Offline hacklordsniper

  • Frequent Contributor
  • **
  • Posts: 597
  • Country: hr
  • Don't turn it on, take it apart!
    • HackLordSniper
Re: High Current 12V | 13.8V DC Power Supply
« Reply #9 on: November 01, 2011, 02:54:54 AM »
Why would you paralell server power supplies, you could use every one for itself powering a part of the equipment. Paralleling can be done but not so simple.
Oh, the joy of sending various electronics to silicon heaven

Offline Simon

  • Global Moderator
  • *****
  • Posts: 6570
  • Country: gb
  • Did that just blow up? No? might work after all !!
    • Politically Incorrect
Re: High Current 12V | 13.8V DC Power Supply
« Reply #10 on: November 01, 2011, 04:27:55 AM »
if you have more than one amp then power them seperately, it will work out easier and cheaper in the long run. You can parallel psu's but need to make sure they support it first

Offline sonicj

  • Frequent Contributor
  • **
  • Posts: 748
  • Country: us
  • updata successed!
Re: High Current 12V | 13.8V DC Power Supply
« Reply #11 on: November 01, 2011, 08:07:56 AM »
when i worked in car audio we used large Astron power supplies in parallel for our demo room. i think they were 50A x 2 or 3. also had a battery on float as a buffer which helped a bunch.
-sj

Offline NiHaoMike

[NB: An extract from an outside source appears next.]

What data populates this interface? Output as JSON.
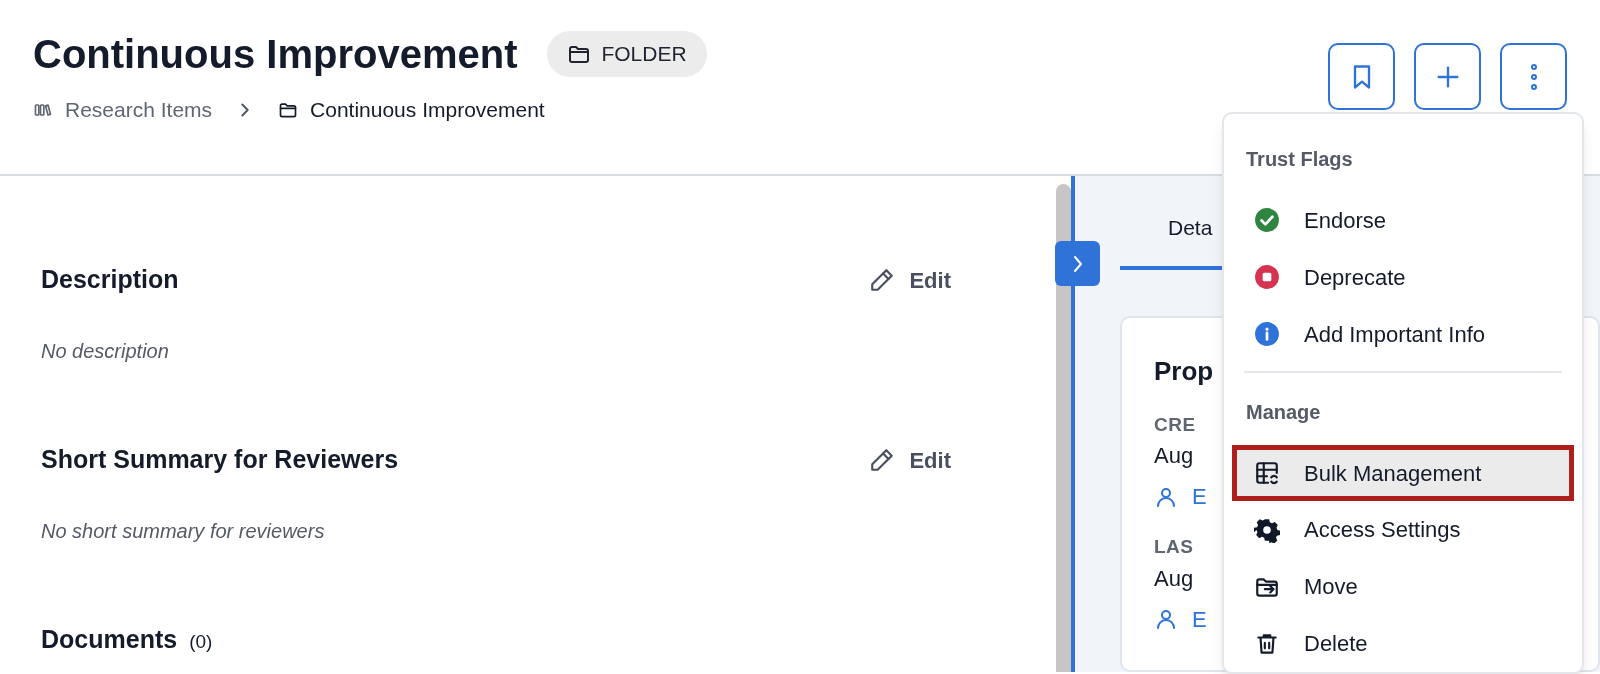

  • Super Contributor
  • ***
  • Posts: 1994
  • "Don't turn it on - Take it apart!"
Re: High Current 12V | 13.8V DC Power Supply
« Reply #12 on: November 01, 2011, 09:36:33 AM »
yes I was about to start work when I posted and was wondering the same thing, 1+ KW of audio power is not something you would actually want unless your trying to blow your house down. A few watts of power can be heard all over a house, what are you doing with it ?
1kW peak might be overkill for music (at home at least) but would add a lot of realism to movies. 1kW RMS for more than a few seconds would be insane.

There's actually a DSP trick of starting bass notes really high power for a few cycles and then dropping off in a controlled manner to give the illusion of more powerful bass with less average power usage.
Electrical engineering would be a lot more fun if I looked like Tiffany Yep. As if it's not fun enough already...

In power electronics, transistors should ideally be either fully on or fully off, because a half-on transistor just makes a really poor imitation of Tiffany Yep...

Offline Achilles

  • Regular Contributor
  • *
  • Posts: 229
  • Country: de
Re: High Current 12V | 13.8V DC Power Supply
« Reply #13 on: November 01, 2011, 09:54:02 AM »
As far as I have seen that, above 50A it gets quite expensive. We had a winch for a Balloon which was operated at a 12V car winch that consumed up to 150A (with very low load on it). We bought an 380V winch because that solution has been much less expensive.....
...So if you really want to blast your brain out of your head it may get expensive (transformer, capacitors).......well, but I think there are People around here with more experience in high energy circuits.

...if you really put together that beast I wanna see (hear) it  ;D

Offline Chet T16

  • Frequent Contributor
  • **
  • Posts: 511
  • Country: ie
    • Retro-Renault
Re: High Current 12V | 13.8V DC Power Supply
« Reply #14 on: November 01, 2011, 10:19:23 AM »
One of the brothers used to have a sound system in his car that would hit over 150dB...I'd love to know how much power that was taking. It had 12 amplifiers, 2 big batteries and some big caps.
Chet
www.chet.ie - projects/electronics blog
BSc Engineering Science - Electronics
Studying ME Computer and Electronics


Share me

Digg  Facebook  SlashDot  Delicious  Technorati  Twitter  Google  Yahoo
Smf